With descriptions: "She stepped from the rover onto the chalky red sand. Plumes of brown tanka grass waved in the arid breeze beneath the twisted stems of spike-leaved Palada trees. The sparse vegetation stretched for miles toward the jagged Alba Mons mountain range and the location of the base camp."

There will be times when your verbal camera zooms out or pans a vista to set the scene. There will be times when you highlight details. Skillful use of your verbal camera and descriptive terms can add emotion and set the mood.

Whether you take your readers into the heart of Africa, a magical school in England, or an outpost on Mars, deft selection of details and skilled weaving of descriptions make your story world memorable.

Read more about utilizing descriptions of nature in your story world:

Describing the Beauty of Nature

How to Describe a Landscape

The Rural Setting Thesaurus

The Urban Setting Thesaurus

For more tips on world building check out the newly released Story Building Blocks: Build A World Workbook.

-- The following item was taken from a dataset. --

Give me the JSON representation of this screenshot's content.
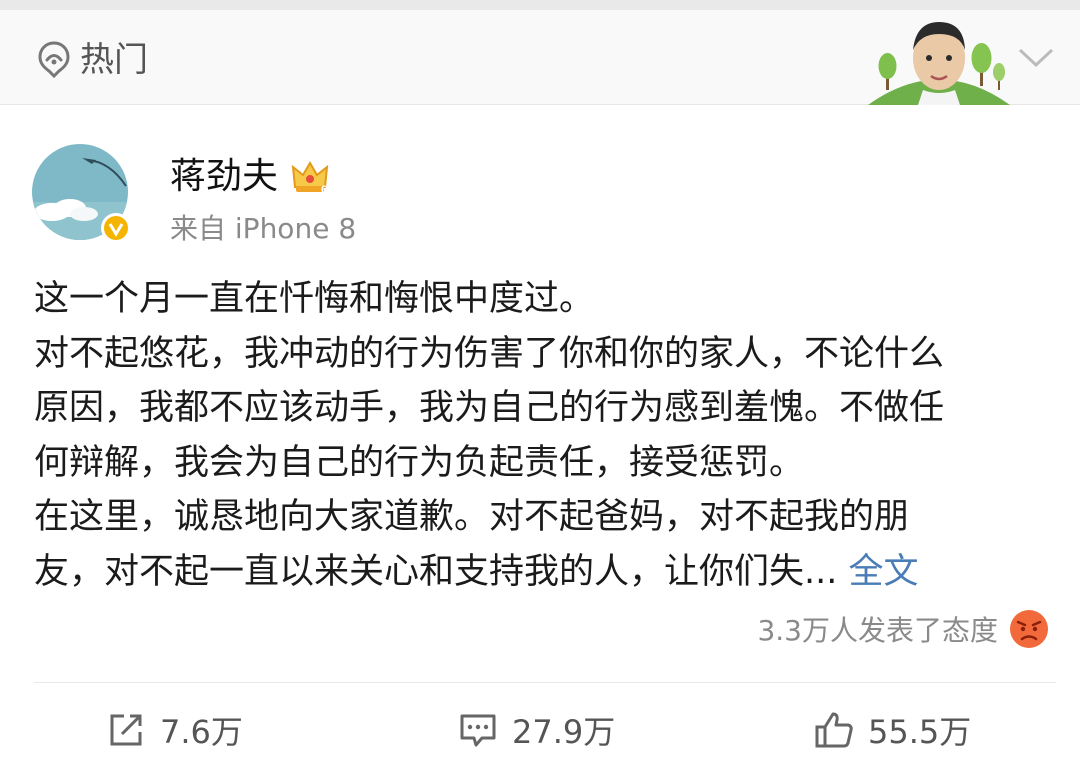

Diana Hurwitz is the author of Story Building Blocks: The Four Layers of Conflict, Story Building Blocks II: Crafting Believable Conflict, Story Building Blocks III: The Revision Layers, and the YA adventure series Mythikas Island. Her weekly blog, Game On: Crafting Believable Conflict explores how characters behave and misbehave. Visit for more information and free writing tools. You can follow her on Facebook and Twitter.

Tuesday, April 3, 2018

April Showers, May Flowers, and the Role of Flora in Writing

April is "flora" month at Blood Red Pencil. Many of us have heard that April showers bring May flowers, but how about April flowers?

Depending on the part of the country (or world) we live in, we may or may
not have the opportunity to enjoy early spring flowers in April. Whimsical
weather that time of year, as well as opposite seasons in the northern and southern hemispheres and the length of those seasons, dictate when (and if) such flowers will grow in our climate.

Flora—the term encompasses all plant life—has played a significant role in both literature and song. We have "Tiptoe Through the Tulips," "The Rose," "Edelweiss," "Green, Green Grass of Home," and these are but a few of the musical tributes to flora. Poets, too, incorporate plant life in their works. Consider "The Daffodils" by William Wordsworth and "Trees" by Joyce Kilmer." Then there are the books: Wilson Rawls' Where the Red Fern Grows and Betty Smith's A Tree Grows in Brooklyn.

Flora provides a touchstone most people can relate to. This makes nearly all varieties fair game for the writer. Trees, flowers, grass, wheat fields in Kansas—they all create images in the minds of readers. When a book mentions a rope swing hanging from a maple tree or a snowball bush at the side of Grandma's house, imaginations swing into play. Colorful autumn leaves spark many memories. A blooming cactus, well described and significantly related to the story, can carry a reader who has never visited a desert down a path of discovery.

The covers of my first two books depict roses. While not all my novels will be wrapped in flora, these two roses play important roles in the stories behind them. I found it very interesting when writing them that the flowers, even better than words, could express the emotions of certain characters.

Do you use flora in your writing? If so, how do you make it move your story forward? Do you believe it's important for the cover to have relevance to what's inside?

Editor Linda Lane has returned to her first love—writing—while maintaining her editing work. Her novels fall into the literary category because they are character driven rather than plot driven, but their quick pace reminds the reader of genre fiction. They also contain elements of romance, mystery, and thriller. You can contact her at and